[Items from an interface collection]
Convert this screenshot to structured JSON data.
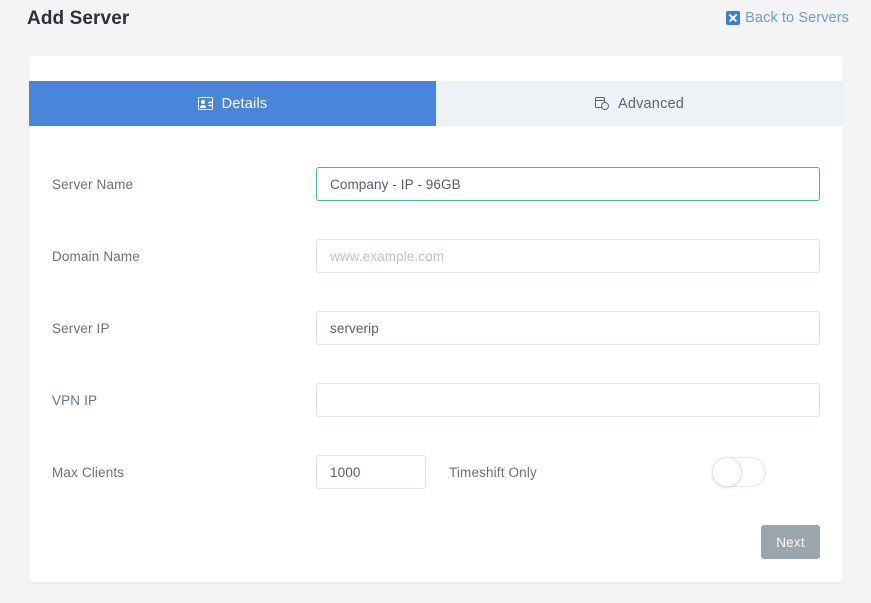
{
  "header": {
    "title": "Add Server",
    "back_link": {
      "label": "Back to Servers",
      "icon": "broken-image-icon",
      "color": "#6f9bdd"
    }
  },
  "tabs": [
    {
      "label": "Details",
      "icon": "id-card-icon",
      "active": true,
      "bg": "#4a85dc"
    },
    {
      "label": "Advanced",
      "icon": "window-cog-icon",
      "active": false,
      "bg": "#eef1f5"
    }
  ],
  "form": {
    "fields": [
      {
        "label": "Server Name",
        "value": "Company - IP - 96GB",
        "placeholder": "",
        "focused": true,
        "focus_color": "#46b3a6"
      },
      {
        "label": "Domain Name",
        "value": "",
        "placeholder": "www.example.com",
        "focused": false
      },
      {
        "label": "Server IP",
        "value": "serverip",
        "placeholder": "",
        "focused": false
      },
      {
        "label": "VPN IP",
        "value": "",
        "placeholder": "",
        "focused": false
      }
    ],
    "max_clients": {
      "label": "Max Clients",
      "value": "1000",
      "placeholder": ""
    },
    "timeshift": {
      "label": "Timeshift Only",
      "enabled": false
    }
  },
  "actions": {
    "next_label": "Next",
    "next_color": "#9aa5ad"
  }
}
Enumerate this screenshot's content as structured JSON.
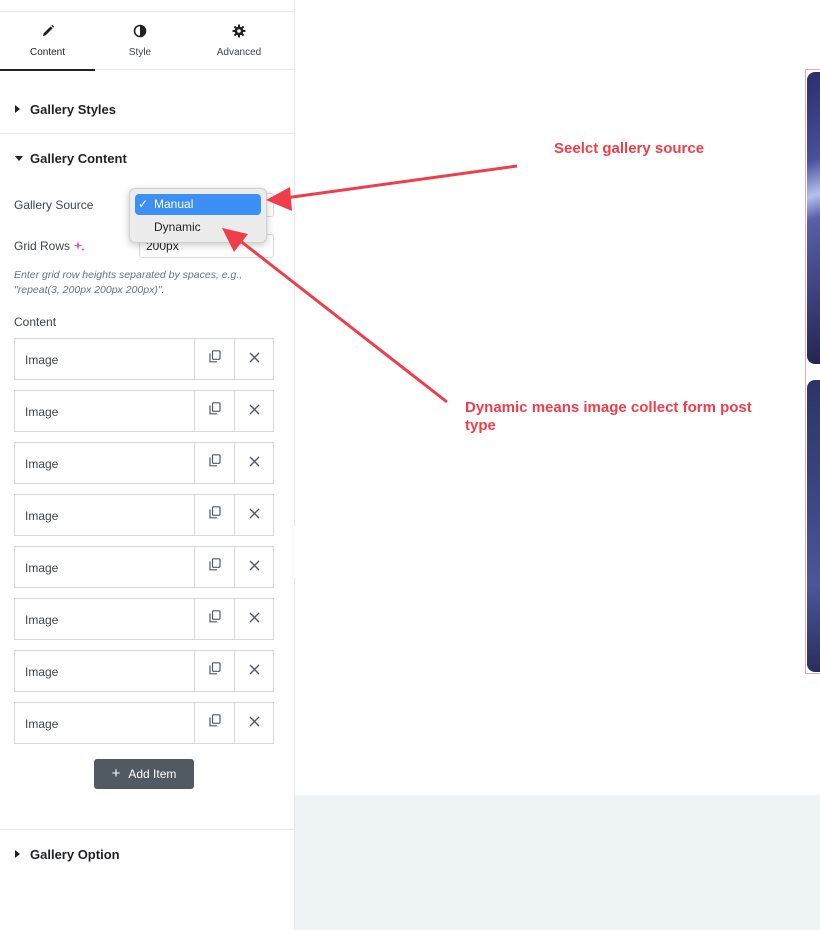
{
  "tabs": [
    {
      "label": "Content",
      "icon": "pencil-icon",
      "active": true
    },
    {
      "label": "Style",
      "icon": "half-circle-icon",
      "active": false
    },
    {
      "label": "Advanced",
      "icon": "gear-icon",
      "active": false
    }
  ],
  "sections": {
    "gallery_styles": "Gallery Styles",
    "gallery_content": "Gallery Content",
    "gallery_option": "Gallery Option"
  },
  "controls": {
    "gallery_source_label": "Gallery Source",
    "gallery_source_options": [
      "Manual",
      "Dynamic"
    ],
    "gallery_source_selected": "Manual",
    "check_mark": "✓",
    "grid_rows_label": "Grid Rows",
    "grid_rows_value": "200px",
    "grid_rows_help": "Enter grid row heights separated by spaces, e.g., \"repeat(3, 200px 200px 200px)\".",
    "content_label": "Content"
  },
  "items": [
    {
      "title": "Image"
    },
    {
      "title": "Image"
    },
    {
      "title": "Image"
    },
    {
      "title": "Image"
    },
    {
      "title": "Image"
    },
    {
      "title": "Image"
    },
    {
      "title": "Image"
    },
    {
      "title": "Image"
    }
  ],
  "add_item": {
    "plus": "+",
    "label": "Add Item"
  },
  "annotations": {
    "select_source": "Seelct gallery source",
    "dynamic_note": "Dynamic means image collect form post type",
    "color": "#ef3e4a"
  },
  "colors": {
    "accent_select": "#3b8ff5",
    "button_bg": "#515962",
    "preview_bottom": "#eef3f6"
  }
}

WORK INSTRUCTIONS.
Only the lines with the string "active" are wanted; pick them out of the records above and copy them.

YOUR RESPONSE.
      "active": true,
      "active": false,
      "active": true
      "active": false
      "active": false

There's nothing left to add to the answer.